Last but certainly not least is Olivia Chambers (aka OC). OC is, as Shrek would put it, like an onion because she has layers. And I’m not talking about the layered look that California’s usually pull off. I took a class with her in the fall and got to hear her perspective on many subjects as it was a seminar-style honors class, but she never brought up stuff like the fact that she was a professional musical theatre actress back in the day. This blew our minds when she finally revealed that to us, and it really speaks to her humility. One of the questions that our group brought up was “what qualities do you look for in a significant other?” And I absolutely loved her answer. She said she doesn’t feel like she should be going through life with a list of expectations to check off; she’ll just be disappointed by not getting exactly what she wants. OC is comfortable with taking her hands off the wheel and letting the Lord make the plan. Olivia truly goes through life viewing everything and everyone as a gift to be appreciated and she always manages to find the light in the darkest places.

The words above could never come close to fully conveying how incredible the people with whom I got to explore Berlin were, but I thought I should give them some credit in their ability to carry out one of most important things we set out to do: build a familia.


Final Blog Post PRE-CR10

Holy moly… We’re so close–literally three days away from being in BERLIN–and it is truly hitting me now. A couple weeks ago, with finals and theatre juries staring me in the face, I didn’t have a whole lot of time (or the mental capacity) to fully grasp that CR was actually about to happen. Well, now I’m sitting in my home in Georgia, thinking about all that I need to pack and how else to prepare for this adventure. IT’S HAPPENING.

Honestly, I think my greatest anxiety about CR10 at this point is about packing. I’m pretty sure everyone knows that person who packs 50 t-shirts but forgets toothpaste… That would most definitely be me. Thus, to avoid as much unnecessary packing trouble as possible, I am making sure to sit down with my parents and go through each item I’m brining. I am also using the recommended packing list we were given at one of the CR10 meetings, so I should be good to go. I know I’ll probably forget something, we’re just hoping that something is not my passport or the sorts.

I’m also a little bit anxious about Interlaken… I must say, I am quite the thrill seeker when it comes to outdoorsy things/jumping off of tall things, but the prospect of skydiving or hang-gliding is intimidating me. I have never experienced anything of this kind, and I’m so so SO pumped–especially after consulting some past CRers about this–but the thought of potentially jumping out of an AIRPLANE is giving me butterflies.

A goal for myself for CR10 is to live in the moment.
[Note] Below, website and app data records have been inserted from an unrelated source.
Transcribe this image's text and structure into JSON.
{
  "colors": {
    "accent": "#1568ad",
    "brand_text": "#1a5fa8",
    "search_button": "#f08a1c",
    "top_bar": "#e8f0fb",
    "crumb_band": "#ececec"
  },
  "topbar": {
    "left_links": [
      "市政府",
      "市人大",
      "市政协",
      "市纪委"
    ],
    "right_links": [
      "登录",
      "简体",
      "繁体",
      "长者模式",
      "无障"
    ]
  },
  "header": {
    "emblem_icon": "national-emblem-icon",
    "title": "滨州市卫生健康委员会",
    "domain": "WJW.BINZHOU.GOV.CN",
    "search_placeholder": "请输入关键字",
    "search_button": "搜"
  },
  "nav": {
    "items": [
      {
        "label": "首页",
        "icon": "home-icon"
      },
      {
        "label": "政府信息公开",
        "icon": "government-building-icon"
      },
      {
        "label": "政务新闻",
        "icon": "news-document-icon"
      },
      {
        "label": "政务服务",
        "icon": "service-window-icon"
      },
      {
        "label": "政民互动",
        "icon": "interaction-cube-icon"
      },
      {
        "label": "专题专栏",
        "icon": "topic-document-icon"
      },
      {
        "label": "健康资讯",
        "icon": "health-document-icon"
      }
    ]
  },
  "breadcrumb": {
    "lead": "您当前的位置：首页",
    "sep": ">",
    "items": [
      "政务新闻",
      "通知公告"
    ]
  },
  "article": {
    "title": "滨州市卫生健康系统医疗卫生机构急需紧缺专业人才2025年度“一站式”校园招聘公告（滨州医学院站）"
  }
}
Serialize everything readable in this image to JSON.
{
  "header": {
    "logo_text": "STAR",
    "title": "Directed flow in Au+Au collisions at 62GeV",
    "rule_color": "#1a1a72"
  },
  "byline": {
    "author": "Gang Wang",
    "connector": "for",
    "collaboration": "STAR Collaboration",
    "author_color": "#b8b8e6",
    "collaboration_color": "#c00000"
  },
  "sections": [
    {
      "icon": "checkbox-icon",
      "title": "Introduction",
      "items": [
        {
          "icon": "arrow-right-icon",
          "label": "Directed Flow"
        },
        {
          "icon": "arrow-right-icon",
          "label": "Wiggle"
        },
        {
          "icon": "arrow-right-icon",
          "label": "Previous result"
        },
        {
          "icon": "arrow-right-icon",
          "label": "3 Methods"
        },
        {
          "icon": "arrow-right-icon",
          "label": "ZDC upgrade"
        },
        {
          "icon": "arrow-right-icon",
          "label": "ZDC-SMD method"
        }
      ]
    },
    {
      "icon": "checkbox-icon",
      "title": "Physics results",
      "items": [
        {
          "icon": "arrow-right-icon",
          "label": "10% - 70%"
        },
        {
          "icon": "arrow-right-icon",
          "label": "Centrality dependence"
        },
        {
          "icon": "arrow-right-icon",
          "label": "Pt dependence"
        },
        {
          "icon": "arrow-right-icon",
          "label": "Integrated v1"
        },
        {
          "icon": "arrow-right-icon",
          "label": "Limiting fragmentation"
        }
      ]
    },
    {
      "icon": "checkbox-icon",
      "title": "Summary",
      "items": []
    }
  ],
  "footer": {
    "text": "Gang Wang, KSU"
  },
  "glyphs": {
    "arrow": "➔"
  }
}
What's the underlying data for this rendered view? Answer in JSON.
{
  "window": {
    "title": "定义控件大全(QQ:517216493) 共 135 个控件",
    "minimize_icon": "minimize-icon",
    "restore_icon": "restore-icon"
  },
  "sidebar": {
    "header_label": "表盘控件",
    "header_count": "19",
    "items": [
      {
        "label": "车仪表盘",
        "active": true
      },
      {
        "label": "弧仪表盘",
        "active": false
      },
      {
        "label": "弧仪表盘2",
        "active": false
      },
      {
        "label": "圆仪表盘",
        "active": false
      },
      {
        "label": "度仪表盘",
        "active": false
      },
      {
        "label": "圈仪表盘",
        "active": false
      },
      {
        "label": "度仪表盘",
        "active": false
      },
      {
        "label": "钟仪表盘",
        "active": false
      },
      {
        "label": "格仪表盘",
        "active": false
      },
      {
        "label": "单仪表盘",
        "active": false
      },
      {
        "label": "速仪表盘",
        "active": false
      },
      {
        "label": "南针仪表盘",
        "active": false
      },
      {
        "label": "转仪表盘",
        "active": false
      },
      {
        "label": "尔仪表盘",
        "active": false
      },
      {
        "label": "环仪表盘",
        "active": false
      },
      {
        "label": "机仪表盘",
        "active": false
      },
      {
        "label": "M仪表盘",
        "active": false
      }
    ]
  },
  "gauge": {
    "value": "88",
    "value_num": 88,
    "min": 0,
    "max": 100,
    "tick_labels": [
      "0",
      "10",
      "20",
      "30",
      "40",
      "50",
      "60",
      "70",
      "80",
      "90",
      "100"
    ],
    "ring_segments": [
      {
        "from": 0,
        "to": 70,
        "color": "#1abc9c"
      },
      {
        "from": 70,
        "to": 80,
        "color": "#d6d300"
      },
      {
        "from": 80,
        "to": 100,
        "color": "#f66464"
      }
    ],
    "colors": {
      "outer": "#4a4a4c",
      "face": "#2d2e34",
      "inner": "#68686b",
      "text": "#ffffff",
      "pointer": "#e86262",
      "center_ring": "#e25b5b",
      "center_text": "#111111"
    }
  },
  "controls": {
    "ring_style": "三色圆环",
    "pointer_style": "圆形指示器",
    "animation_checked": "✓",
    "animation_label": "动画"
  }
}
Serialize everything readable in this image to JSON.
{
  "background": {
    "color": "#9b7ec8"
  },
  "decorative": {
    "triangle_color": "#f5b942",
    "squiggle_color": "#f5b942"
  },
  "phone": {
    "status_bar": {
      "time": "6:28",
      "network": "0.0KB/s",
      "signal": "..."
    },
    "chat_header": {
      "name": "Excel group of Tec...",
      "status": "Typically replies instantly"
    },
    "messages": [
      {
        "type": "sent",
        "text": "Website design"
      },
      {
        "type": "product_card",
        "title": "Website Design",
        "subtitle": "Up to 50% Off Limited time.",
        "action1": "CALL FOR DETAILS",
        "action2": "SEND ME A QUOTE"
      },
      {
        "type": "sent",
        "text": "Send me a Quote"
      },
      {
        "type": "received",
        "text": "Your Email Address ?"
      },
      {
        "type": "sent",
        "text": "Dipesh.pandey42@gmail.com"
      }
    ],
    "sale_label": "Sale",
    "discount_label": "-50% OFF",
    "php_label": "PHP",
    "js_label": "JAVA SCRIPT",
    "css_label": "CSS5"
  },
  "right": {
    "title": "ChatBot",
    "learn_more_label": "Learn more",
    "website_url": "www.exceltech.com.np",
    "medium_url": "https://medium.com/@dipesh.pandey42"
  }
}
To press into the ups and downs of the PRESENT MOMENT, because I believe that’s the best route to growth. I tend to mentally plan ahead for the “next big thing,” so I’m hoping to learn to let that go and enjoy the beauty of the “now.” Regarding this particular experience, I hope to be present in each city and not anticipate what is to come so much that I am not fully enjoying where I’m at. With that in mind, NOW IS NOT THE TIME TO WORRY ABOUT JUMPING OUT OF AN AIRPLANE. Dr. P, if I start talking about that, you have permission to chastise me. But seriously, I want to enjoy and learn from people and places one city at a time!

I am also hoping CR10 teaches me how to be alert and intuitive, even in the face of uncertainty and unfamiliarity. As we walk about these new cities and experience an abundance of new things and people, I hope to be able to acknowledge my emotional and mental states enough to give myself grace and then let go of myself, in order to fully experience all that is around me. With an open and perceptive mind, I aim to fully immerse myself into each culture regardless with how unfamiliar I may be with my surroundings.

This is gonna be good!!! Here’s to pressing into the now and making sure all of the essentials end up in my suitcase!